__Records excerpted from a collection__.
=== Section Start ===

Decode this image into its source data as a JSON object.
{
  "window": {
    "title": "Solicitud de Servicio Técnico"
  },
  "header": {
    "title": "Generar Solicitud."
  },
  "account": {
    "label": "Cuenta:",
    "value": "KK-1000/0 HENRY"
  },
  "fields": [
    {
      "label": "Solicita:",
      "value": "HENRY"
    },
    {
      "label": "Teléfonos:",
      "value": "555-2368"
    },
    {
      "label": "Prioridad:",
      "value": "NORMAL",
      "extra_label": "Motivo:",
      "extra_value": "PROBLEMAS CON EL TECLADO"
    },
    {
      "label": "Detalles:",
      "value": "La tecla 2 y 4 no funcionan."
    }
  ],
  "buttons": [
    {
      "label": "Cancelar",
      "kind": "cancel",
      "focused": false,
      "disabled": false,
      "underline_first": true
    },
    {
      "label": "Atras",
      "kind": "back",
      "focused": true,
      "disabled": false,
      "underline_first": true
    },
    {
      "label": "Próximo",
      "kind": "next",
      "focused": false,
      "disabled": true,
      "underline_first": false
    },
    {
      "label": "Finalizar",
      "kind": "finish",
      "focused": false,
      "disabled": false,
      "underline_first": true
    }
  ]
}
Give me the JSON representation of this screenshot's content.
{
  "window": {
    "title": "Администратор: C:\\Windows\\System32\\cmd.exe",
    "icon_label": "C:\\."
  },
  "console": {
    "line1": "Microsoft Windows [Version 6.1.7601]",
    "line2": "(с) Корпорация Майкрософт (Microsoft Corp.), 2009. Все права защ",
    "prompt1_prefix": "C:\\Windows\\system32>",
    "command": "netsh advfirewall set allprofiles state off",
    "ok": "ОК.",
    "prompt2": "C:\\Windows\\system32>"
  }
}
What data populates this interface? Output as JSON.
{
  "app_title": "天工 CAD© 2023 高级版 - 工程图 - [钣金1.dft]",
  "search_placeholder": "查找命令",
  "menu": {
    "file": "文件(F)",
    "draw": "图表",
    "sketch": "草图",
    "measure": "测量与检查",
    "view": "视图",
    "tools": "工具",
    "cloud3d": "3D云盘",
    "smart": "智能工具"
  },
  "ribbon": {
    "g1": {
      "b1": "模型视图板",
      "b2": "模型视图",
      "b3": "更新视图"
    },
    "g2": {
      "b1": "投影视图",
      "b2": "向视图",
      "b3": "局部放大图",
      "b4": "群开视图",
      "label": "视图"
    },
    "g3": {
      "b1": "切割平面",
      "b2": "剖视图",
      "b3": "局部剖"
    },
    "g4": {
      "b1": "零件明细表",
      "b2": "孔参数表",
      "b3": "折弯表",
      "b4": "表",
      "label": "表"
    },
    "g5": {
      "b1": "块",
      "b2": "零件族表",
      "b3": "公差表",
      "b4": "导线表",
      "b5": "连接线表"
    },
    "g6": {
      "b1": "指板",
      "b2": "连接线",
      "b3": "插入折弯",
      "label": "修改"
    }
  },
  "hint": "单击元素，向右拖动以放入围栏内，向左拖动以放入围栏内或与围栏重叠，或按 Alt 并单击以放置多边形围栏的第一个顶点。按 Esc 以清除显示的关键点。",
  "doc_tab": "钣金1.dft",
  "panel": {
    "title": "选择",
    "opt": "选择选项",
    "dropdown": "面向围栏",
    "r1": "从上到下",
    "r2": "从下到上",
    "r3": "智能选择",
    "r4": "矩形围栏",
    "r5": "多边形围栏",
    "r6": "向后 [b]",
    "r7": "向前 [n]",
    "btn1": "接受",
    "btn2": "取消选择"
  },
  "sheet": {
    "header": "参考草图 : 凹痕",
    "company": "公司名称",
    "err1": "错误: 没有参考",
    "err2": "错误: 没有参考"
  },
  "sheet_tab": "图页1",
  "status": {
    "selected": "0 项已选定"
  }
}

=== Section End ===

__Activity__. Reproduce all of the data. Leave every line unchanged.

__Solution for this exercise__.
Decode this image into its source data as a JSON object.
{
  "window": {
    "title": "Solicitud de Servicio Técnico"
  },
  "header": {
    "title": "Generar Solicitud."
  },
  "account": {
    "label": "Cuenta:",
    "value": "KK-1000/0 HENRY"
  },
  "fields": [
    {
      "label": "Solicita:",
      "value": "HENRY"
    },
    {
      "label": "Teléfonos:",
      "value": "555-2368"
    },
    {
      "label": "Prioridad:",
      "value": "NORMAL",
      "extra_label": "Motivo:",
      "extra_value": "PROBLEMAS CON EL TECLADO"
    },
    {
      "label": "Detalles:",
      "value": "La tecla 2 y 4 no funcionan."
    }
  ],
  "buttons": [
    {
      "label": "Cancelar",
      "kind": "cancel",
      "focused": false,
      "disabled": false,
      "underline_first": true
    },
    {
      "label": "Atras",
      "kind": "back",
      "focused": true,
      "disabled": false,
      "underline_first": true
    },
    {
      "label": "Próximo",
      "kind": "next",
      "focused": false,
      "disabled": true,
      "underline_first": false
    },
    {
      "label": "Finalizar",
      "kind": "finish",
      "focused": false,
      "disabled": false,
      "underline_first": true
    }
  ]
}
Give me the JSON representation of this screenshot's content.
{
  "window": {
    "title": "Администратор: C:\\Windows\\System32\\cmd.exe",
    "icon_label": "C:\\."
  },
  "console": {
    "line1": "Microsoft Windows [Version 6.1.7601]",
    "line2": "(с) Корпорация Майкрософт (Microsoft Corp.), 2009. Все права защ",
    "prompt1_prefix": "C:\\Windows\\system32>",
    "command": "netsh advfirewall set allprofiles state off",
    "ok": "ОК.",
    "prompt2": "C:\\Windows\\system32>"
  }
}
What data populates this interface? Output as JSON.
{
  "app_title": "天工 CAD© 2023 高级版 - 工程图 - [钣金1.dft]",
  "search_placeholder": "查找命令",
  "menu": {
    "file": "文件(F)",
    "draw": "图表",
    "sketch": "草图",
    "measure": "测量与检查",
    "view": "视图",
    "tools": "工具",
    "cloud3d": "3D云盘",
    "smart": "智能工具"
  },
  "ribbon": {
    "g1": {
      "b1": "模型视图板",
      "b2": "模型视图",
      "b3": "更新视图"
    },
    "g2": {
      "b1": "投影视图",
      "b2": "向视图",
      "b3": "局部放大图",
      "b4": "群开视图",
      "label": "视图"
    },
    "g3": {
      "b1": "切割平面",
      "b2": "剖视图",
      "b3": "局部剖"
    },
    "g4": {
      "b1": "零件明细表",
      "b2": "孔参数表",
      "b3": "折弯表",
      "b4": "表",
      "label": "表"
    },
    "g5": {
      "b1": "块",
      "b2": "零件族表",
      "b3": "公差表",
      "b4": "导线表",
      "b5": "连接线表"
    },
    "g6": {
      "b1": "指板",
      "b2": "连接线",
      "b3": "插入折弯",
      "label": "修改"
    }
  },
  "hint": "单击元素，向右拖动以放入围栏内，向左拖动以放入围栏内或与围栏重叠，或按 Alt 并单击以放置多边形围栏的第一个顶点。按 Esc 以清除显示的关键点。",
  "doc_tab": "钣金1.dft",
  "panel": {
    "title": "选择",
    "opt": "选择选项",
    "dropdown": "面向围栏",
    "r1": "从上到下",
    "r2": "从下到上",
    "r3": "智能选择",
    "r4": "矩形围栏",
    "r5": "多边形围栏",
    "r6": "向后 [b]",
    "r7": "向前 [n]",
    "btn1": "接受",
    "btn2": "取消选择"
  },
  "sheet": {
    "header": "参考草图 : 凹痕",
    "company": "公司名称",
    "err1": "错误: 没有参考",
    "err2": "错误: 没有参考"
  },
  "sheet_tab": "图页1",
  "status": {
    "selected": "0 项已选定"
  }
}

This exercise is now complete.